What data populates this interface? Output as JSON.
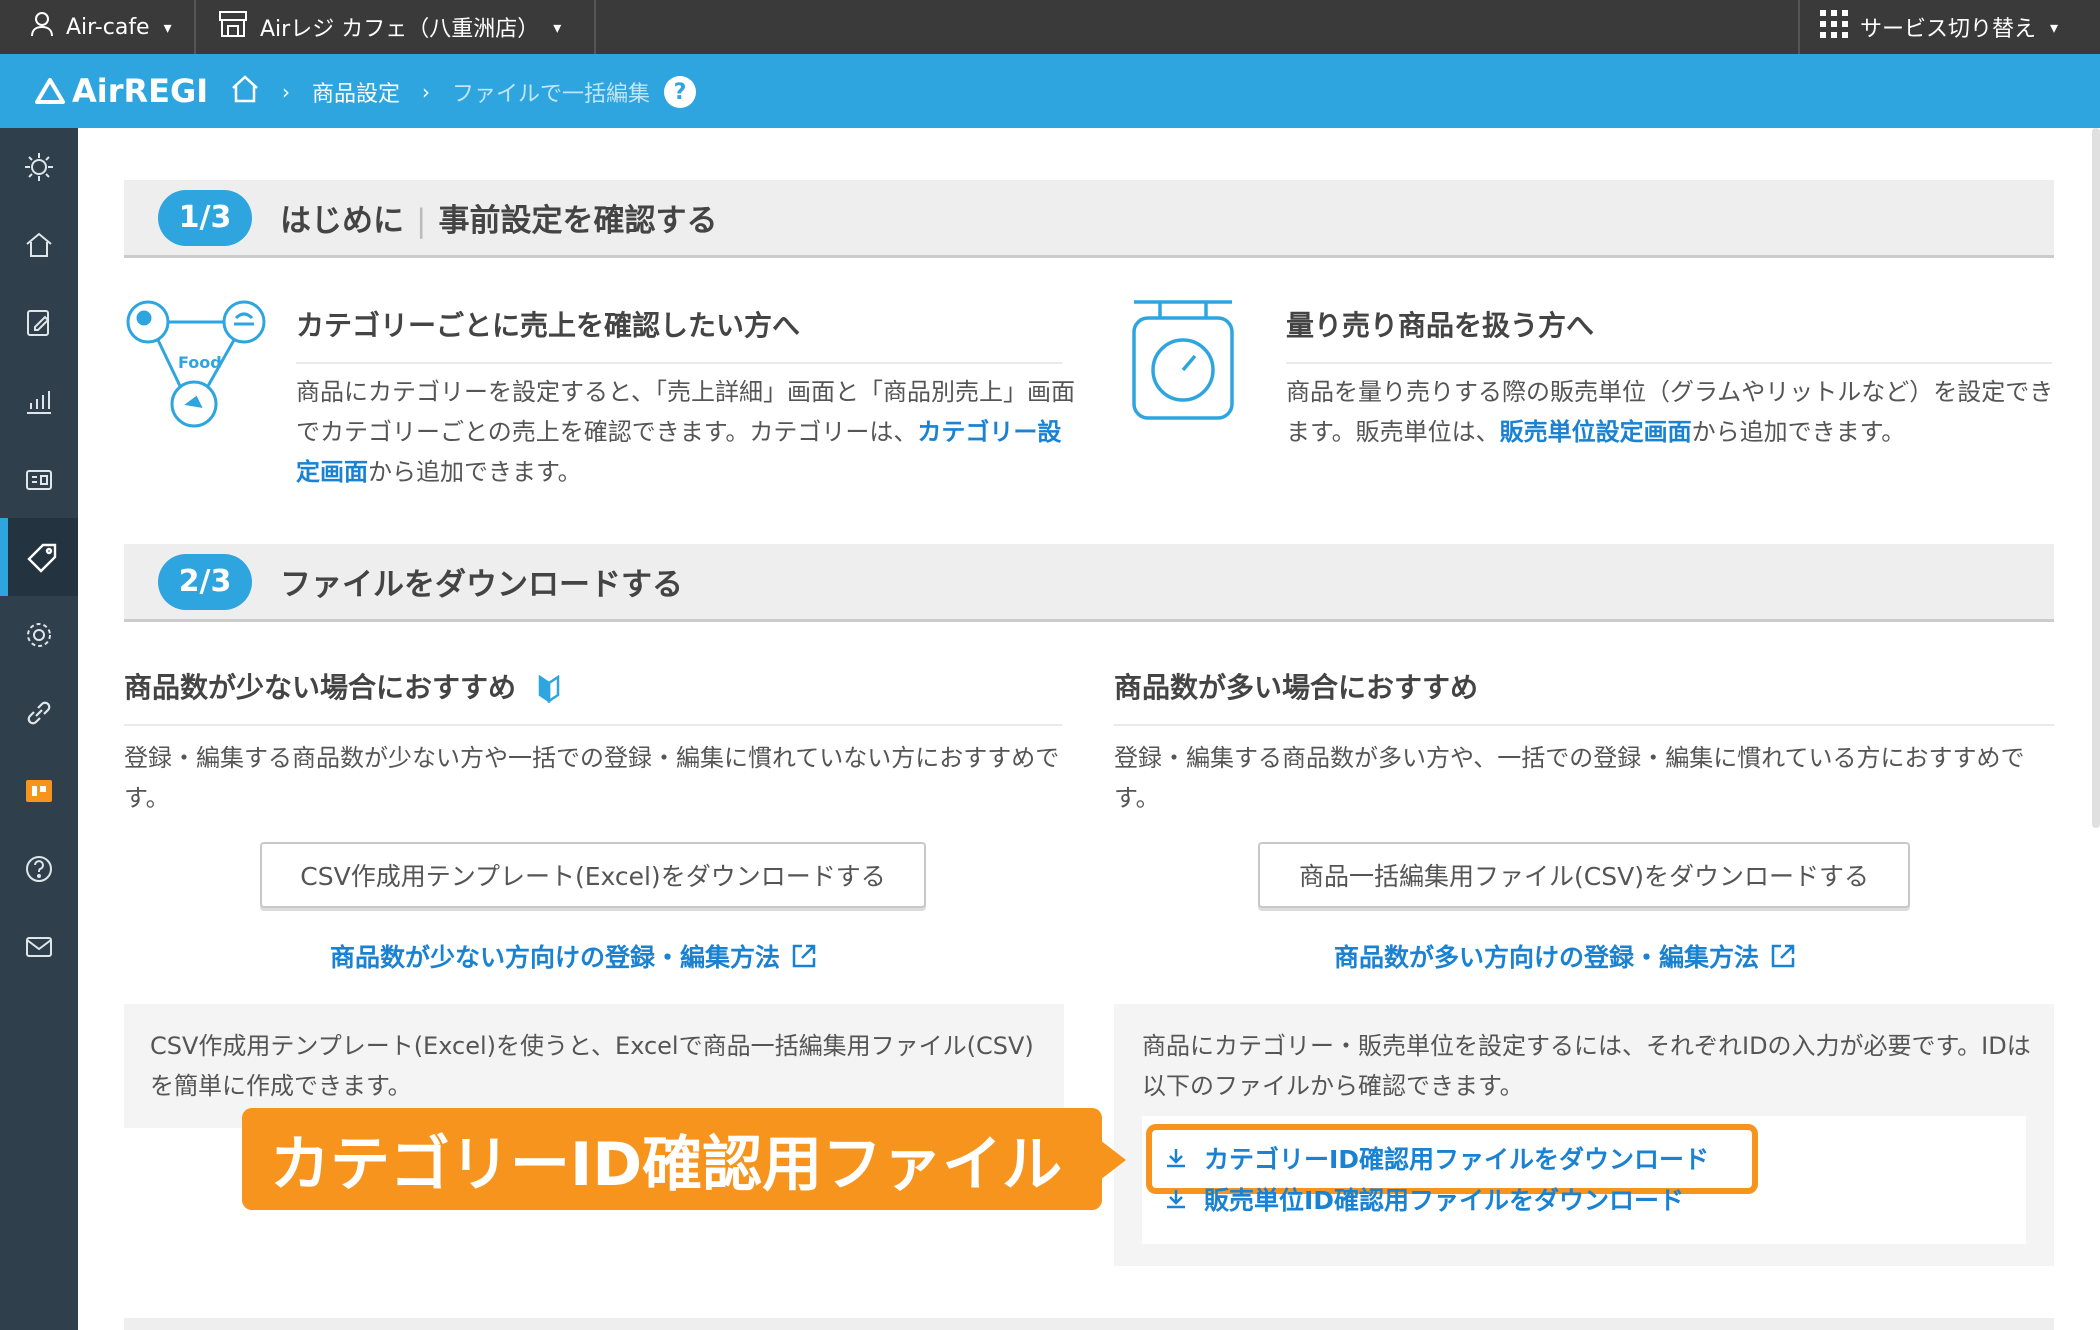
{
  "topbar": {
    "account": "Air-cafe",
    "store": "Airレジ カフェ（八重洲店）",
    "service_switch": "サービス切り替え"
  },
  "header": {
    "logo": "AirREGI",
    "breadcrumb": [
      "商品設定",
      "ファイルで一括編集"
    ],
    "help": "?"
  },
  "sidebar": {
    "items": [
      "sun-icon",
      "home-icon",
      "edit-icon",
      "chart-icon",
      "register-icon",
      "tag-icon",
      "gear-icon",
      "link-icon",
      "app-icon",
      "help-icon",
      "mail-icon"
    ],
    "active_index": 5
  },
  "section1": {
    "step": "1/3",
    "title_main": "はじめに",
    "title_sub": "事前設定を確認する",
    "category": {
      "title": "カテゴリーごとに売上を確認したい方へ",
      "icon_label": "Food",
      "text_before": "商品にカテゴリーを設定すると、「売上詳細」画面と「商品別売上」画面でカテゴリーごとの売上を確認できます。カテゴリーは、",
      "link": "カテゴリー設定画面",
      "text_after": "から追加できます。"
    },
    "weight": {
      "title": "量り売り商品を扱う方へ",
      "text_before": "商品を量り売りする際の販売単位（グラムやリットルなど）を設定できます。販売単位は、",
      "link": "販売単位設定画面",
      "text_after": "から追加できます。"
    }
  },
  "section2": {
    "step": "2/3",
    "title": "ファイルをダウンロードする",
    "few": {
      "title": "商品数が少ない場合におすすめ",
      "desc": "登録・編集する商品数が少ない方や一括での登録・編集に慣れていない方におすすめです。",
      "button": "CSV作成用テンプレート(Excel)をダウンロードする",
      "howto": "商品数が少ない方向けの登録・編集方法",
      "note": "CSV作成用テンプレート(Excel)を使うと、Excelで商品一括編集用ファイル(CSV)を簡単に作成できます。"
    },
    "many": {
      "title": "商品数が多い場合におすすめ",
      "desc": "登録・編集する商品数が多い方や、一括での登録・編集に慣れている方におすすめです。",
      "button": "商品一括編集用ファイル(CSV)をダウンロードする",
      "howto": "商品数が多い方向けの登録・編集方法",
      "note": "商品にカテゴリー・販売単位を設定するには、それぞれIDの入力が必要です。IDは以下のファイルから確認できます。",
      "category_file": "カテゴリーID確認用ファイルをダウンロード",
      "unit_file": "販売単位ID確認用ファイルをダウンロード"
    }
  },
  "callout": {
    "text": "カテゴリーID確認用ファイル",
    "color": "#f7941d"
  },
  "colors": {
    "accent": "#2fa5e0",
    "sidebar": "#2f3f4b",
    "link": "#1a82d2"
  }
}
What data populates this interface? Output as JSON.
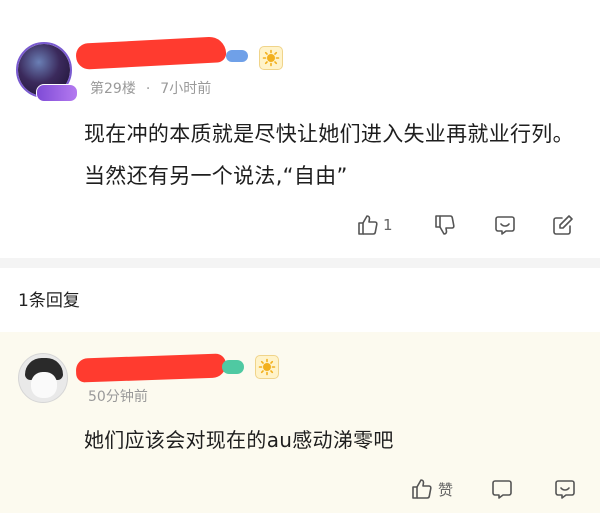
{
  "post": {
    "floor": "第29楼",
    "separator": "·",
    "time": "7小时前",
    "content": "现在冲的本质就是尽快让她们进入失业再就业行列。当然还有另一个说法,“自由”",
    "like_count": "1"
  },
  "replies_header": "1条回复",
  "reply": {
    "time": "50分钟前",
    "content": "她们应该会对现在的au感动涕零吧",
    "like_label": "赞"
  },
  "colors": {
    "redaction": "#ff3b2f",
    "reply_background": "#fcfaef",
    "meta_text": "#9a9a9a"
  },
  "icons": {
    "like": "thumbs-up-icon",
    "dislike": "thumbs-down-icon",
    "comment": "comment-bubble-icon",
    "edit": "edit-pencil-icon",
    "level_badge": "sun-medal-icon"
  }
}
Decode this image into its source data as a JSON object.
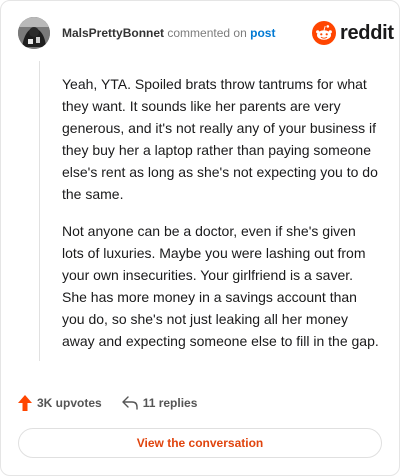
{
  "header": {
    "username": "MalsPrettyBonnet",
    "verb": "commented on",
    "target": "post"
  },
  "brand": {
    "wordmark": "reddit",
    "color": "#ff4500"
  },
  "comment": {
    "paragraphs": [
      "Yeah, YTA. Spoiled brats throw tantrums for what they want. It sounds like her parents are very generous, and it's not really any of your business if they buy her a laptop rather than paying someone else's rent as long as she's not expecting you to do the same.",
      "Not anyone can be a doctor, even if she's given lots of luxuries. Maybe you were lashing out from your own insecurities. Your girlfriend is a saver. She has more money in a savings account than you do, so she's not just leaking all her money away and expecting someone else to fill in the gap."
    ]
  },
  "actions": {
    "upvotes_label": "3K upvotes",
    "replies_label": "11 replies"
  },
  "cta": {
    "label": "View the conversation"
  },
  "icons": [
    "avatar",
    "reddit-snoo-icon",
    "upvote-arrow-icon",
    "reply-arrow-icon"
  ]
}
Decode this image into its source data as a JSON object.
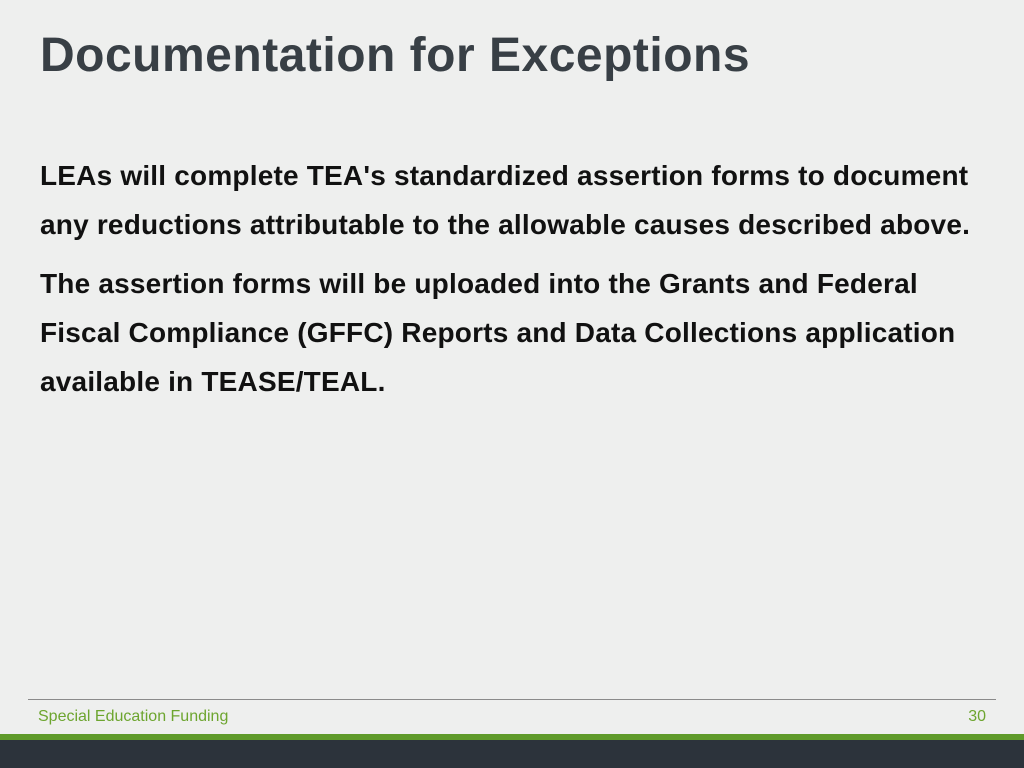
{
  "title": "Documentation for Exceptions",
  "body": {
    "p1": "LEAs will complete TEA's standardized assertion forms to document any reductions attributable to the allowable causes described above.",
    "p2": "The assertion forms will be uploaded into the Grants and Federal Fiscal Compliance (GFFC) Reports and Data Collections application available in TEASE/TEAL."
  },
  "footer": {
    "label": "Special Education Funding",
    "page": "30"
  }
}
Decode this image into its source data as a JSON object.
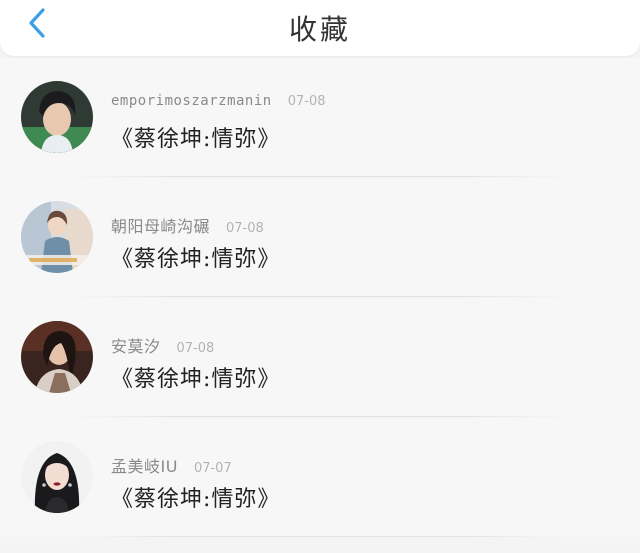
{
  "header": {
    "title": "收藏",
    "back_icon": "chevron-left-icon",
    "accent_color": "#3aa0e6"
  },
  "items": [
    {
      "username": "emporimoszarzmanin",
      "date": "07-08",
      "content": "《蔡徐坤:情弥》",
      "avatar_icon": "avatar-photo-1"
    },
    {
      "username": "朝阳母崎沟碾",
      "date": "07-08",
      "content": "《蔡徐坤:情弥》",
      "avatar_icon": "avatar-photo-2"
    },
    {
      "username": "安莫汐",
      "date": "07-08",
      "content": "《蔡徐坤:情弥》",
      "avatar_icon": "avatar-photo-3"
    },
    {
      "username": "孟美岐IU",
      "date": "07-07",
      "content": "《蔡徐坤:情弥》",
      "avatar_icon": "avatar-photo-4"
    }
  ]
}
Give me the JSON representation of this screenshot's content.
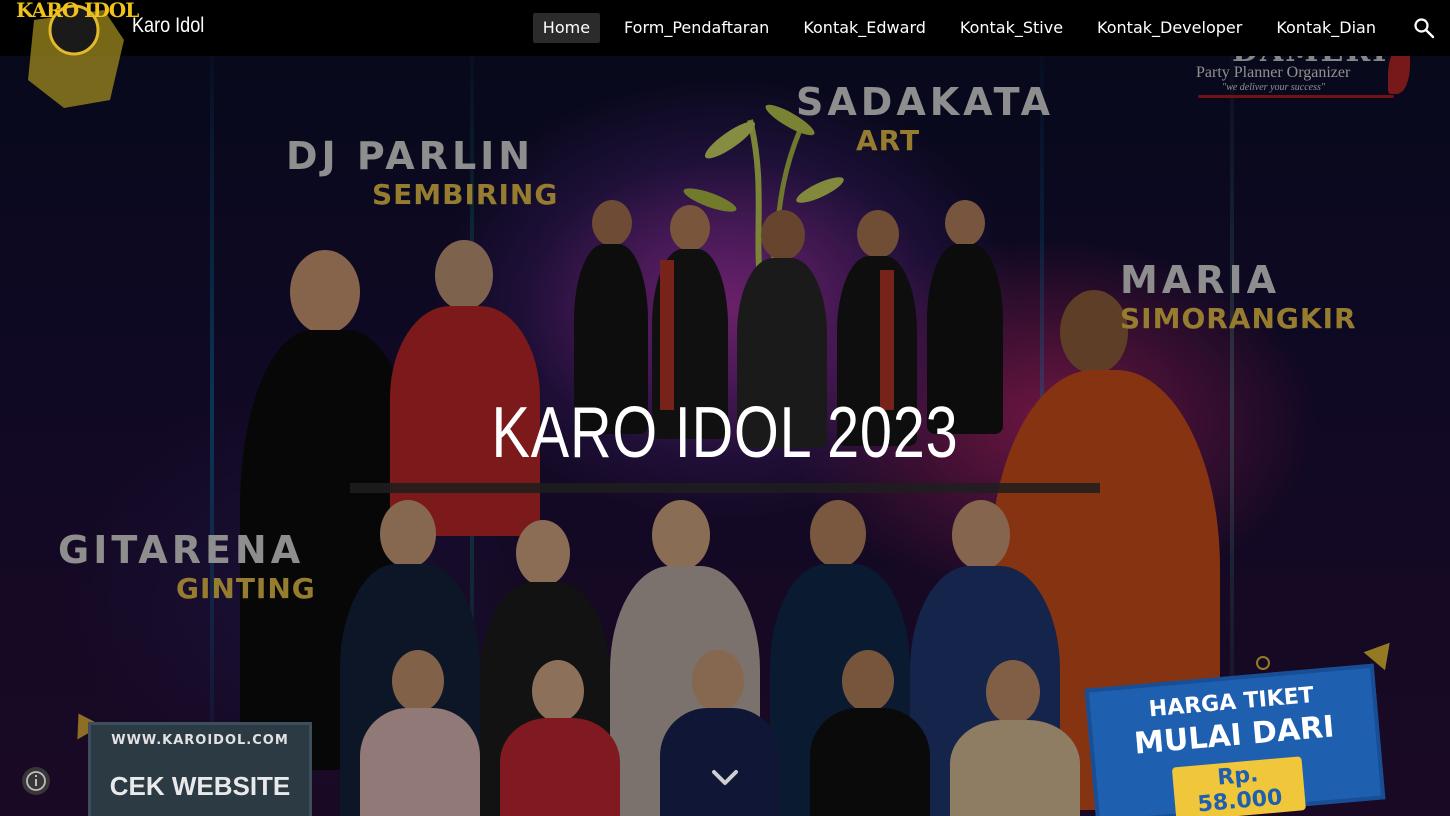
{
  "site": {
    "title": "Karo Idol",
    "logo_text": "KARO IDOL"
  },
  "nav": {
    "items": [
      {
        "label": "Home",
        "active": true
      },
      {
        "label": "Form_Pendaftaran",
        "active": false
      },
      {
        "label": "Kontak_Edward",
        "active": false
      },
      {
        "label": "Kontak_Stive",
        "active": false
      },
      {
        "label": "Kontak_Developer",
        "active": false
      },
      {
        "label": "Kontak_Dian",
        "active": false
      }
    ],
    "search_icon": "search-icon"
  },
  "hero": {
    "title": "KARO IDOL 2023",
    "overlay_color": "#000000"
  },
  "poster": {
    "sponsor": {
      "name": "DAMERI",
      "tagline": "Party Planner Organizer",
      "slogan": "\"we deliver your success\""
    },
    "artists": [
      {
        "first": "DJ PARLIN",
        "last": "SEMBIRING"
      },
      {
        "first": "SADAKATA",
        "last": "ART"
      },
      {
        "first": "MARIA",
        "last": "SIMORANGKIR"
      },
      {
        "first": "GITARENA",
        "last": "GINTING"
      }
    ],
    "website": {
      "url": "WWW.KAROIDOL.COM",
      "cta": "CEK WEBSITE"
    },
    "ticket": {
      "line1": "HARGA TIKET",
      "line2": "MULAI DARI",
      "price": "Rp. 58.000"
    }
  },
  "icons": {
    "scroll": "chevron-down-icon",
    "info": "info-icon"
  },
  "colors": {
    "topbar": "#000000",
    "accent_gold": "#f2c94c",
    "ticket_blue": "#1f5fb0"
  }
}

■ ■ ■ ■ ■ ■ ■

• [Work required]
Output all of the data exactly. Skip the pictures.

• [Finished task]
What data populates this interface? Output as JSON.
{
  "topbar": {
    "account": "Air-cafe",
    "store": "Airレジ カフェ（八重洲店）",
    "service_switch": "サービス切り替え"
  },
  "header": {
    "logo": "AirREGI",
    "breadcrumb": [
      "商品設定",
      "ファイルで一括編集"
    ],
    "help": "?"
  },
  "sidebar": {
    "items": [
      "sun-icon",
      "home-icon",
      "edit-icon",
      "chart-icon",
      "register-icon",
      "tag-icon",
      "gear-icon",
      "link-icon",
      "app-icon",
      "help-icon",
      "mail-icon"
    ],
    "active_index": 5
  },
  "section1": {
    "step": "1/3",
    "title_main": "はじめに",
    "title_sub": "事前設定を確認する",
    "category": {
      "title": "カテゴリーごとに売上を確認したい方へ",
      "icon_label": "Food",
      "text_before": "商品にカテゴリーを設定すると、「売上詳細」画面と「商品別売上」画面でカテゴリーごとの売上を確認できます。カテゴリーは、",
      "link": "カテゴリー設定画面",
      "text_after": "から追加できます。"
    },
    "weight": {
      "title": "量り売り商品を扱う方へ",
      "text_before": "商品を量り売りする際の販売単位（グラムやリットルなど）を設定できます。販売単位は、",
      "link": "販売単位設定画面",
      "text_after": "から追加できます。"
    }
  },
  "section2": {
    "step": "2/3",
    "title": "ファイルをダウンロードする",
    "few": {
      "title": "商品数が少ない場合におすすめ",
      "desc": "登録・編集する商品数が少ない方や一括での登録・編集に慣れていない方におすすめです。",
      "button": "CSV作成用テンプレート(Excel)をダウンロードする",
      "howto": "商品数が少ない方向けの登録・編集方法",
      "note": "CSV作成用テンプレート(Excel)を使うと、Excelで商品一括編集用ファイル(CSV)を簡単に作成できます。"
    },
    "many": {
      "title": "商品数が多い場合におすすめ",
      "desc": "登録・編集する商品数が多い方や、一括での登録・編集に慣れている方におすすめです。",
      "button": "商品一括編集用ファイル(CSV)をダウンロードする",
      "howto": "商品数が多い方向けの登録・編集方法",
      "note": "商品にカテゴリー・販売単位を設定するには、それぞれIDの入力が必要です。IDは以下のファイルから確認できます。",
      "category_file": "カテゴリーID確認用ファイルをダウンロード",
      "unit_file": "販売単位ID確認用ファイルをダウンロード"
    }
  },
  "callout": {
    "text": "カテゴリーID確認用ファイル",
    "color": "#f7941d"
  },
  "colors": {
    "accent": "#2fa5e0",
    "sidebar": "#2f3f4b",
    "link": "#1a82d2"
  }
}
What data populates this interface? Output as JSON.
{
  "post": {
    "floor": "第29楼",
    "separator": "·",
    "time": "7小时前",
    "content": "现在冲的本质就是尽快让她们进入失业再就业行列。当然还有另一个说法,“自由”",
    "like_count": "1"
  },
  "replies_header": "1条回复",
  "reply": {
    "time": "50分钟前",
    "content": "她们应该会对现在的au感动涕零吧",
    "like_label": "赞"
  },
  "colors": {
    "redaction": "#ff3b2f",
    "reply_background": "#fcfaef",
    "meta_text": "#9a9a9a"
  },
  "icons": {
    "like": "thumbs-up-icon",
    "dislike": "thumbs-down-icon",
    "comment": "comment-bubble-icon",
    "edit": "edit-pencil-icon",
    "level_badge": "sun-medal-icon"
  }
}
Decode this image into its source data as a JSON object.
{
  "header": {
    "username": "MalsPrettyBonnet",
    "verb": "commented on",
    "target": "post"
  },
  "brand": {
    "wordmark": "reddit",
    "color": "#ff4500"
  },
  "comment": {
    "paragraphs": [
      "Yeah, YTA. Spoiled brats throw tantrums for what they want. It sounds like her parents are very generous, and it's not really any of your business if they buy her a laptop rather than paying someone else's rent as long as she's not expecting you to do the same.",
      "Not anyone can be a doctor, even if she's given lots of luxuries. Maybe you were lashing out from your own insecurities. Your girlfriend is a saver. She has more money in a savings account than you do, so she's not just leaking all her money away and expecting someone else to fill in the gap."
    ]
  },
  "actions": {
    "upvotes_label": "3K upvotes",
    "replies_label": "11 replies"
  },
  "cta": {
    "label": "View the conversation"
  },
  "icons": [
    "avatar",
    "reddit-snoo-icon",
    "upvote-arrow-icon",
    "reply-arrow-icon"
  ]
}
Decode this image into its source data as a JSON object.
{
  "title": "Documentation for Exceptions",
  "body": {
    "p1": "LEAs will complete TEA's standardized assertion forms to document any reductions attributable to the allowable causes described above.",
    "p2": "The assertion forms will be uploaded into the Grants and Federal Fiscal Compliance (GFFC) Reports and Data Collections application available in TEASE/TEAL."
  },
  "footer": {
    "label": "Special Education Funding",
    "page": "30"
  }
}
Decode this image into its source data as a JSON object.
{
  "header": {
    "title": "收藏",
    "back_icon": "chevron-left-icon",
    "accent_color": "#3aa0e6"
  },
  "items": [
    {
      "username": "emporimoszarzmanin",
      "date": "07-08",
      "content": "《蔡徐坤:情弥》",
      "avatar_icon": "avatar-photo-1"
    },
    {
      "username": "朝阳母崎沟碾",
      "date": "07-08",
      "content": "《蔡徐坤:情弥》",
      "avatar_icon": "avatar-photo-2"
    },
    {
      "username": "安莫汐",
      "date": "07-08",
      "content": "《蔡徐坤:情弥》",
      "avatar_icon": "avatar-photo-3"
    },
    {
      "username": "孟美岐IU",
      "date": "07-07",
      "content": "《蔡徐坤:情弥》",
      "avatar_icon": "avatar-photo-4"
    }
  ]
}
Give me the JSON representation of this screenshot's content.
{
  "site": {
    "title": "Karo Idol",
    "logo_text": "KARO IDOL"
  },
  "nav": {
    "items": [
      {
        "label": "Home",
        "active": true
      },
      {
        "label": "Form_Pendaftaran",
        "active": false
      },
      {
        "label": "Kontak_Edward",
        "active": false
      },
      {
        "label": "Kontak_Stive",
        "active": false
      },
      {
        "label": "Kontak_Developer",
        "active": false
      },
      {
        "label": "Kontak_Dian",
        "active": false
      }
    ],
    "search_icon": "search-icon"
  },
  "hero": {
    "title": "KARO IDOL 2023",
    "overlay_color": "#000000"
  },
  "poster": {
    "sponsor": {
      "name": "DAMERI",
      "tagline": "Party Planner Organizer",
      "slogan": "\"we deliver your success\""
    },
    "artists": [
      {
        "first": "DJ PARLIN",
        "last": "SEMBIRING"
      },
      {
        "first": "SADAKATA",
        "last": "ART"
      },
      {
        "first": "MARIA",
        "last": "SIMORANGKIR"
      },
      {
        "first": "GITARENA",
        "last": "GINTING"
      }
    ],
    "website": {
      "url": "WWW.KAROIDOL.COM",
      "cta": "CEK WEBSITE"
    },
    "ticket": {
      "line1": "HARGA TIKET",
      "line2": "MULAI DARI",
      "price": "Rp. 58.000"
    }
  },
  "icons": {
    "scroll": "chevron-down-icon",
    "info": "info-icon"
  },
  "colors": {
    "topbar": "#000000",
    "accent_gold": "#f2c94c",
    "ticket_blue": "#1f5fb0"
  }
}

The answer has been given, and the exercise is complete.